» **Prompt**: Below are the records; copy each line in which "JSON" occurs.
Exercise input START
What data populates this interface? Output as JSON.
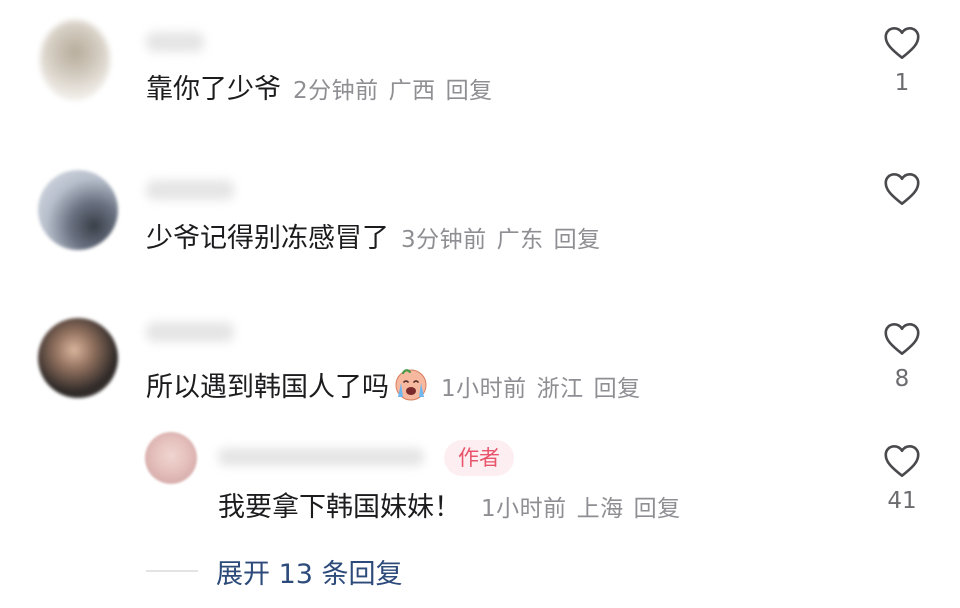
{
  "comments": [
    {
      "text": "靠你了少爷",
      "time": "2分钟前",
      "location": "广西",
      "reply": "回复",
      "likes": "1"
    },
    {
      "text": "少爷记得别冻感冒了",
      "time": "3分钟前",
      "location": "广东",
      "reply": "回复",
      "likes": ""
    },
    {
      "text": "所以遇到韩国人了吗",
      "emoji": "crying-face-emoji",
      "time": "1小时前",
      "location": "浙江",
      "reply": "回复",
      "likes": "8"
    }
  ],
  "author_reply": {
    "badge": "作者",
    "text": "我要拿下韩国妹妹！",
    "time": "1小时前",
    "location": "上海",
    "reply": "回复",
    "likes": "41"
  },
  "expand": {
    "label": "展开 13 条回复"
  },
  "colors": {
    "text": "#1c1c1e",
    "meta": "#8e8e93",
    "badge_bg": "#fdeff1",
    "badge_text": "#e8546b",
    "expand_text": "#2c4a7a"
  }
}
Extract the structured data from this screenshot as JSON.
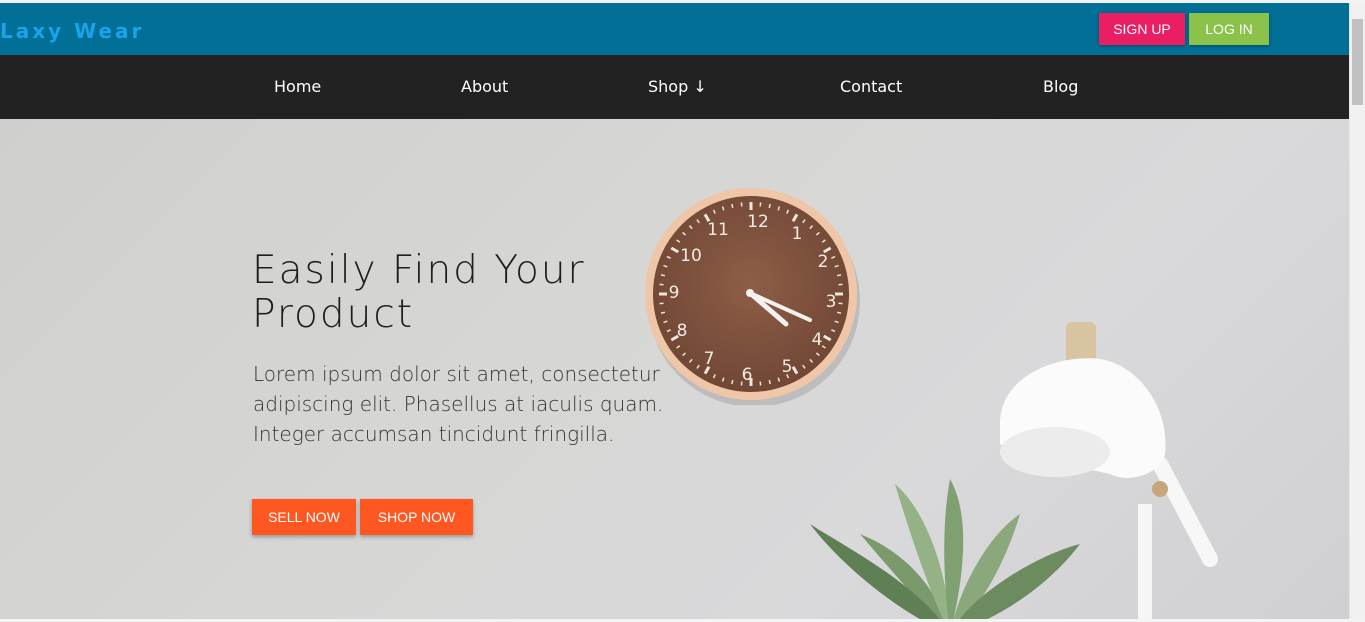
{
  "brand": {
    "name": "Laxy Wear"
  },
  "auth": {
    "signup_label": "SIGN UP",
    "login_label": "LOG IN"
  },
  "nav": {
    "items": [
      {
        "label": "Home"
      },
      {
        "label": "About"
      },
      {
        "label": "Shop ↓"
      },
      {
        "label": "Contact"
      },
      {
        "label": "Blog"
      }
    ]
  },
  "hero": {
    "title": "Easily Find Your Product",
    "text": "Lorem ipsum dolor sit amet, consectetur adipiscing elit. Phasellus at iaculis quam. Integer accumsan tincidunt fringilla.",
    "sell_label": "SELL NOW",
    "shop_label": "SHOP NOW"
  },
  "clock": {
    "numbers": [
      "12",
      "1",
      "2",
      "3",
      "4",
      "5",
      "6",
      "7",
      "8",
      "9",
      "10",
      "11"
    ]
  },
  "colors": {
    "header_bg": "#016f96",
    "brand_text": "#1aa3e8",
    "nav_bg": "#222222",
    "signup_bg": "#e91e63",
    "login_bg": "#8bc34a",
    "hero_button_bg": "#ff5722"
  }
}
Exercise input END
» **Solution for this task**:
What data populates this interface? Output as JSON.
Extract the structured data from this screenshot as JSON.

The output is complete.